Development of rules around AUC/CDS will be especially important to radiologists in the coming years. The 2016 MPFS final rule delayed the development process for this requirement so that it will not become effective in 2017 as originally planned. Under this system, radiologists’ Medicare payments will be at risk when referring physicians fail to use a CDS tool and to document its use. Once CMS develops appropriate use criteria, radiologists will then be faced with the task of training their referring colleagues to document use of these systems so the radiologist will not be penalized
Place of Service
The 2015 MPFS Final Rule contained provisions that will enable CMS to collect data on services performed in off-campus provider-based (i.e., hospital-owned) facilities.

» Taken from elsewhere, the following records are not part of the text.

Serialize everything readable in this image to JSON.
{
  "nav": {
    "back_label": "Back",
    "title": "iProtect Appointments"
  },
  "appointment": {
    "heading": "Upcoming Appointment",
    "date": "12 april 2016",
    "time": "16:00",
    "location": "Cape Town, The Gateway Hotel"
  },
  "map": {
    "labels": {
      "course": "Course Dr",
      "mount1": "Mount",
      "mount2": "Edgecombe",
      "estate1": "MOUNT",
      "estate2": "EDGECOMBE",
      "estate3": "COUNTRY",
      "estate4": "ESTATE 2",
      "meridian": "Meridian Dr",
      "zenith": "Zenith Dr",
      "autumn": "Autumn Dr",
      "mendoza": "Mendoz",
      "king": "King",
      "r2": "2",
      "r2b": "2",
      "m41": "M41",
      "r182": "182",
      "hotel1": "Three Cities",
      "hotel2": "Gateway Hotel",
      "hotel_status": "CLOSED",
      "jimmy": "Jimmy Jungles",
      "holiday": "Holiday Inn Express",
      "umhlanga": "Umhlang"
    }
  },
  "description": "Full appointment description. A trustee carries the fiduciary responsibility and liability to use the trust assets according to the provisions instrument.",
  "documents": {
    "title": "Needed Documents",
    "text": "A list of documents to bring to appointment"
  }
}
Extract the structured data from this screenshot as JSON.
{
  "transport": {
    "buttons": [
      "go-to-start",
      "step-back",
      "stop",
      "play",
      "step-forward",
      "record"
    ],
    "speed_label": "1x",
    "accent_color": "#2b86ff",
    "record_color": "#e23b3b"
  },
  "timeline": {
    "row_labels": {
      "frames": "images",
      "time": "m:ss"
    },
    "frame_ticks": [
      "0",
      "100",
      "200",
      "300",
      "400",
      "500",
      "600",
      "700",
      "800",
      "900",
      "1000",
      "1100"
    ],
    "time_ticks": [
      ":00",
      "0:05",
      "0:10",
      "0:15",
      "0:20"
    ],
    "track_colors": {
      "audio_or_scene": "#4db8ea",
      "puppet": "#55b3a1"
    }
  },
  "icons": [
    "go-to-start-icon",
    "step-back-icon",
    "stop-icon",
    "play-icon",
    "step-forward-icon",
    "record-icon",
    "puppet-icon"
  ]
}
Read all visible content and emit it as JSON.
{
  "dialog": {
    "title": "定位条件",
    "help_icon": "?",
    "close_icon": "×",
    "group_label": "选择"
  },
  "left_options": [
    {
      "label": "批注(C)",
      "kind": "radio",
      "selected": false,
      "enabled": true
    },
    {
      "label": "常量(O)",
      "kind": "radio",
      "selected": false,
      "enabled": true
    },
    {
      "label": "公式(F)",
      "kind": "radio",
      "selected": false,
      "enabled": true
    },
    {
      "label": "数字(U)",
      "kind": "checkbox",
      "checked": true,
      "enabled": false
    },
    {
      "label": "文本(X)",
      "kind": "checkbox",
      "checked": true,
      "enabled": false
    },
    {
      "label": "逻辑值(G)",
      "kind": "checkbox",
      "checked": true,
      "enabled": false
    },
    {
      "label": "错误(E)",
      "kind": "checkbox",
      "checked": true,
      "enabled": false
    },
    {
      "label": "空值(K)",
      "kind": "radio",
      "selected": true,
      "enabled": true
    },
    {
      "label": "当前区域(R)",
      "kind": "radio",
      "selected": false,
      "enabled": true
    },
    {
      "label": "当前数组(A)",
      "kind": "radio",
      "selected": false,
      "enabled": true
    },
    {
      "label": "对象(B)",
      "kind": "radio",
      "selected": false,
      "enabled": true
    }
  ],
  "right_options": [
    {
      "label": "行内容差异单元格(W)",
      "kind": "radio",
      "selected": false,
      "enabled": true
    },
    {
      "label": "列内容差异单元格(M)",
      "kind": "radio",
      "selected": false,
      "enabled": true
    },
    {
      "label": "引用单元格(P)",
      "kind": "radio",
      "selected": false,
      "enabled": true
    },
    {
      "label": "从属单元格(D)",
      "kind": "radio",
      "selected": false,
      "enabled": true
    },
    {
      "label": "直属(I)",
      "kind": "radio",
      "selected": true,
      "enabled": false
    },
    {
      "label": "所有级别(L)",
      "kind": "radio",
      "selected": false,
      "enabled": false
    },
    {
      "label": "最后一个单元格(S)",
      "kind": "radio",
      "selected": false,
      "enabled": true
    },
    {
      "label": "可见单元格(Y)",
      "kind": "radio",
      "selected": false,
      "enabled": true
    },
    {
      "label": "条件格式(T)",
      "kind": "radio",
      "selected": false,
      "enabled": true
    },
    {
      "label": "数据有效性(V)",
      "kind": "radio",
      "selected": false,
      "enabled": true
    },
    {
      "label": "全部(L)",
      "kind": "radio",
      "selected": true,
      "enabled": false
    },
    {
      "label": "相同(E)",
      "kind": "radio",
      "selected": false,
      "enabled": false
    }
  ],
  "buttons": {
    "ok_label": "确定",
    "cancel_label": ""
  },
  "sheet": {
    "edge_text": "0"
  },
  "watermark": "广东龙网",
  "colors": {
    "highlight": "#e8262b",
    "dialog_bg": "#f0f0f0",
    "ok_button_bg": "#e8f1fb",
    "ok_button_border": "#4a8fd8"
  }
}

Beginning with claims filed in 2016, the current Place of Service (POS) code 22 (outpatient hospital location) will be redefined and supplemented, as follows to allow for both on campus and off campus servies:
- Redefined POS code 22: A portion of a hospital’s main campus which provides diagnostic, therapeutic (both surgical and nonsurgical), and rehabilitation services to sick or injured persons who do not require hospitalization or institutionalization.
- New POS code 19: A portion of an off-campus hospital provider based department which provides diagnostic, therapeutic (both surgical and nonsurgical), and rehabilitation services to sick or injured persons who do not require hospitalization or institutionalization.
The CMS definition of a hospital “campus” includes the physical area immediately adjacent to the hospital’s main buildings, and other areas and structures that are not strictly contiguous to the main buildings but are located within 250 yards of the main buildings.
These POS codes are to be used for professional services provided to a hospital outpatient regardless of where the face-to-face patient encounter occurs. CMS has advised that payments for services to outpatients who are later admitted as inpatients within three days are bundled when the patient is seen in a wholly owned or wholly operated physician practice, provided the services are clinically related to the reason for the patient’s inpatient admission.
Payment for Global Surgical Packages
Another provision contained in the 2015 MPFS was the elimination of the 10-day and 90-day global surgical packages that bundled follow-up visits with surgical procedures, including some interventional radiology procedures. These were to become 0-day global periods beginning in 2016, but MACRA reversed this portion of the Medicare rules and so the bundling will remain in place for now. CMS will be gathering additional information in order to adjust its rulemaking on this topic in the future.
The Conversion Factor reduction was a surprise following expectations that a 0.5% increase would be applied. This produced mixed results depending on the specialty when compared with the proposed rules published earlier in the year. The continued bundling of procedure codes will have the largest impact on practices based on their individual billing patterns. While no big changes are in store for 2016, greater attention than ever must be placed on the various quality reporting programs – especially PQRS. These will play an increasingly important role in Medicare reimbursement from now on. Contact us to learn more about how to position your practice for successful compliance in the evolving PQRS / VM program.
1 The Medicare fee schedule is determined through a series of calculations. A Relative Value Unit (RVU) is determined by CMS for each procedure, which is a measure of the physician work and practice expenses associated with that procedure. The RVU is multiplied by a dollar amount (CF) that converts the RVUs into a table of fees. The fee table is further modified based on the geographic region in which the physician’s services are performed, to adjust for the cost of living in different parts of the country.
2 The Healthcare Common Procedure Coding System (HCPCS) is the set of codes recognized by CMS for payment of claims in the Medicare program.
3 Current Procedural Terminology (CPT®) is a copyrighted code set developed and maintained by the American Medical Association.